(Dataset rows describing interfaces)
*-*-*
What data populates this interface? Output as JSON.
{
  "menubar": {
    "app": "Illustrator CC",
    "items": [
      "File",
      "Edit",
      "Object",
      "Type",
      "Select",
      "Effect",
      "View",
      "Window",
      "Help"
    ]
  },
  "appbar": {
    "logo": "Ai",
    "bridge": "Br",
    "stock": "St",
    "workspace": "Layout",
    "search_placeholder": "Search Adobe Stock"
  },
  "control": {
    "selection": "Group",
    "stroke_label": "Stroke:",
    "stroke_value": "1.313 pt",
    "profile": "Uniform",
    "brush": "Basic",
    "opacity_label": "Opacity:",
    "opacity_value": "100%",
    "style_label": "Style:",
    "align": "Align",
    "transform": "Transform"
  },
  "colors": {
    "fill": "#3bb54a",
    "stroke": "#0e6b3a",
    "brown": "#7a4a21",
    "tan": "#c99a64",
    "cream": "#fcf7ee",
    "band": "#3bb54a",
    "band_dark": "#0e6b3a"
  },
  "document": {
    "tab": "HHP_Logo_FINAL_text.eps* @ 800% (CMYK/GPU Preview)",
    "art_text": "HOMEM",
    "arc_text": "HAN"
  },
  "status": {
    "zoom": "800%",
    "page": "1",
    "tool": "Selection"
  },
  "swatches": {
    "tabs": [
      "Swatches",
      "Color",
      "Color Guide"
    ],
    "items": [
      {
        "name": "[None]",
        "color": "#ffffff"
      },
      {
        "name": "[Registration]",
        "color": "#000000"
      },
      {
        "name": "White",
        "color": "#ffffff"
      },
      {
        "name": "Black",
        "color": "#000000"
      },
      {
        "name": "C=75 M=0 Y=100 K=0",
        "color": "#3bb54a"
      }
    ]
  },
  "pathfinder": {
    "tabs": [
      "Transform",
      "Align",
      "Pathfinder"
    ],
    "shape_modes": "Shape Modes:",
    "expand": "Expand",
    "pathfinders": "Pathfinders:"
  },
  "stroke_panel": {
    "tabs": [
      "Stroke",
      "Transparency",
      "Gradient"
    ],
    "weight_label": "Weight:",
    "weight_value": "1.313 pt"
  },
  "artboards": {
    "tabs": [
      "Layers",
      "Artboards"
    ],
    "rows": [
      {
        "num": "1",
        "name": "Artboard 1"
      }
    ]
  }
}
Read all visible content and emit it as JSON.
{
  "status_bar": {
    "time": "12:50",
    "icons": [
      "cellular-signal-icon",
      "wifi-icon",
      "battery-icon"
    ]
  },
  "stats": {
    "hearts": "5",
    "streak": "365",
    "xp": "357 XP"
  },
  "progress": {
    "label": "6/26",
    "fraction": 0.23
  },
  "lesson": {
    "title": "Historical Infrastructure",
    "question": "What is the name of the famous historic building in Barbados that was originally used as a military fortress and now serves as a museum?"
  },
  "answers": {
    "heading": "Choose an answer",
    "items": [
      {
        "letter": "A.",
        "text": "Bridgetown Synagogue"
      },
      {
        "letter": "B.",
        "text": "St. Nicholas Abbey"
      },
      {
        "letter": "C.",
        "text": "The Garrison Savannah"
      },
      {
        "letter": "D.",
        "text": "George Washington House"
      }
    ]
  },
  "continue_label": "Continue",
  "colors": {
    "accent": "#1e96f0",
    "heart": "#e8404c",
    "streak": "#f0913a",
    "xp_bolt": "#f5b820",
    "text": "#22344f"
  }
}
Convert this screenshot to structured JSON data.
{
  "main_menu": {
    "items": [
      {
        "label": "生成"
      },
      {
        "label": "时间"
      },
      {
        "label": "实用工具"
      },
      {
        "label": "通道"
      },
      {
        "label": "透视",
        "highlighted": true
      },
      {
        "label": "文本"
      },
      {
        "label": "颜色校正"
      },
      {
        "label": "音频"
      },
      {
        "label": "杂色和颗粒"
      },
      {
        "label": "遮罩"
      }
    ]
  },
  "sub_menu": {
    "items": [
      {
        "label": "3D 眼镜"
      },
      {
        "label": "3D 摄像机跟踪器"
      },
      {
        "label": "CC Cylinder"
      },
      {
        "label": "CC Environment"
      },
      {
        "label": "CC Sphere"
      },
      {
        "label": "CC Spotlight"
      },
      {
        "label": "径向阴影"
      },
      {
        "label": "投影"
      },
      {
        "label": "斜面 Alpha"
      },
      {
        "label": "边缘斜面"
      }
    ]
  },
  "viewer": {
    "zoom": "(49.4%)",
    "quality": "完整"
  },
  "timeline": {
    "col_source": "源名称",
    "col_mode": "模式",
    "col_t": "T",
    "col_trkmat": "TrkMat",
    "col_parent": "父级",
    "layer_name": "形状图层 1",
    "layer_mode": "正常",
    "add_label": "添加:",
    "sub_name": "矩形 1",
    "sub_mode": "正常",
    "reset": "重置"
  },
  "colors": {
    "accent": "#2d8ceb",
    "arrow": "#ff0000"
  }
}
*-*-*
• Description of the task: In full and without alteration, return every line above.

• Solution to this problem:
What data populates this interface? Output as JSON.
{
  "menubar": {
    "app": "Illustrator CC",
    "items": [
      "File",
      "Edit",
      "Object",
      "Type",
      "Select",
      "Effect",
      "View",
      "Window",
      "Help"
    ]
  },
  "appbar": {
    "logo": "Ai",
    "bridge": "Br",
    "stock": "St",
    "workspace": "Layout",
    "search_placeholder": "Search Adobe Stock"
  },
  "control": {
    "selection": "Group",
    "stroke_label": "Stroke:",
    "stroke_value": "1.313 pt",
    "profile": "Uniform",
    "brush": "Basic",
    "opacity_label": "Opacity:",
    "opacity_value": "100%",
    "style_label": "Style:",
    "align": "Align",
    "transform": "Transform"
  },
  "colors": {
    "fill": "#3bb54a",
    "stroke": "#0e6b3a",
    "brown": "#7a4a21",
    "tan": "#c99a64",
    "cream": "#fcf7ee",
    "band": "#3bb54a",
    "band_dark": "#0e6b3a"
  },
  "document": {
    "tab": "HHP_Logo_FINAL_text.eps* @ 800% (CMYK/GPU Preview)",
    "art_text": "HOMEM",
    "arc_text": "HAN"
  },
  "status": {
    "zoom": "800%",
    "page": "1",
    "tool": "Selection"
  },
  "swatches": {
    "tabs": [
      "Swatches",
      "Color",
      "Color Guide"
    ],
    "items": [
      {
        "name": "[None]",
        "color": "#ffffff"
      },
      {
        "name": "[Registration]",
        "color": "#000000"
      },
      {
        "name": "White",
        "color": "#ffffff"
      },
      {
        "name": "Black",
        "color": "#000000"
      },
      {
        "name": "C=75 M=0 Y=100 K=0",
        "color": "#3bb54a"
      }
    ]
  },
  "pathfinder": {
    "tabs": [
      "Transform",
      "Align",
      "Pathfinder"
    ],
    "shape_modes": "Shape Modes:",
    "expand": "Expand",
    "pathfinders": "Pathfinders:"
  },
  "stroke_panel": {
    "tabs": [
      "Stroke",
      "Transparency",
      "Gradient"
    ],
    "weight_label": "Weight:",
    "weight_value": "1.313 pt"
  },
  "artboards": {
    "tabs": [
      "Layers",
      "Artboards"
    ],
    "rows": [
      {
        "num": "1",
        "name": "Artboard 1"
      }
    ]
  }
}
Read all visible content and emit it as JSON.
{
  "status_bar": {
    "time": "12:50",
    "icons": [
      "cellular-signal-icon",
      "wifi-icon",
      "battery-icon"
    ]
  },
  "stats": {
    "hearts": "5",
    "streak": "365",
    "xp": "357 XP"
  },
  "progress": {
    "label": "6/26",
    "fraction": 0.23
  },
  "lesson": {
    "title": "Historical Infrastructure",
    "question": "What is the name of the famous historic building in Barbados that was originally used as a military fortress and now serves as a museum?"
  },
  "answers": {
    "heading": "Choose an answer",
    "items": [
      {
        "letter": "A.",
        "text": "Bridgetown Synagogue"
      },
      {
        "letter": "B.",
        "text": "St. Nicholas Abbey"
      },
      {
        "letter": "C.",
        "text": "The Garrison Savannah"
      },
      {
        "letter": "D.",
        "text": "George Washington House"
      }
    ]
  },
  "continue_label": "Continue",
  "colors": {
    "accent": "#1e96f0",
    "heart": "#e8404c",
    "streak": "#f0913a",
    "xp_bolt": "#f5b820",
    "text": "#22344f"
  }
}
Convert this screenshot to structured JSON data.
{
  "main_menu": {
    "items": [
      {
        "label": "生成"
      },
      {
        "label": "时间"
      },
      {
        "label": "实用工具"
      },
      {
        "label": "通道"
      },
      {
        "label": "透视",
        "highlighted": true
      },
      {
        "label": "文本"
      },
      {
        "label": "颜色校正"
      },
      {
        "label": "音频"
      },
      {
        "label": "杂色和颗粒"
      },
      {
        "label": "遮罩"
      }
    ]
  },
  "sub_menu": {
    "items": [
      {
        "label": "3D 眼镜"
      },
      {
        "label": "3D 摄像机跟踪器"
      },
      {
        "label": "CC Cylinder"
      },
      {
        "label": "CC Environment"
      },
      {
        "label": "CC Sphere"
      },
      {
        "label": "CC Spotlight"
      },
      {
        "label": "径向阴影"
      },
      {
        "label": "投影"
      },
      {
        "label": "斜面 Alpha"
      },
      {
        "label": "边缘斜面"
      }
    ]
  },
  "viewer": {
    "zoom": "(49.4%)",
    "quality": "完整"
  },
  "timeline": {
    "col_source": "源名称",
    "col_mode": "模式",
    "col_t": "T",
    "col_trkmat": "TrkMat",
    "col_parent": "父级",
    "layer_name": "形状图层 1",
    "layer_mode": "正常",
    "add_label": "添加:",
    "sub_name": "矩形 1",
    "sub_mode": "正常",
    "reset": "重置"
  },
  "colors": {
    "accent": "#2d8ceb",
    "arrow": "#ff0000"
  }
}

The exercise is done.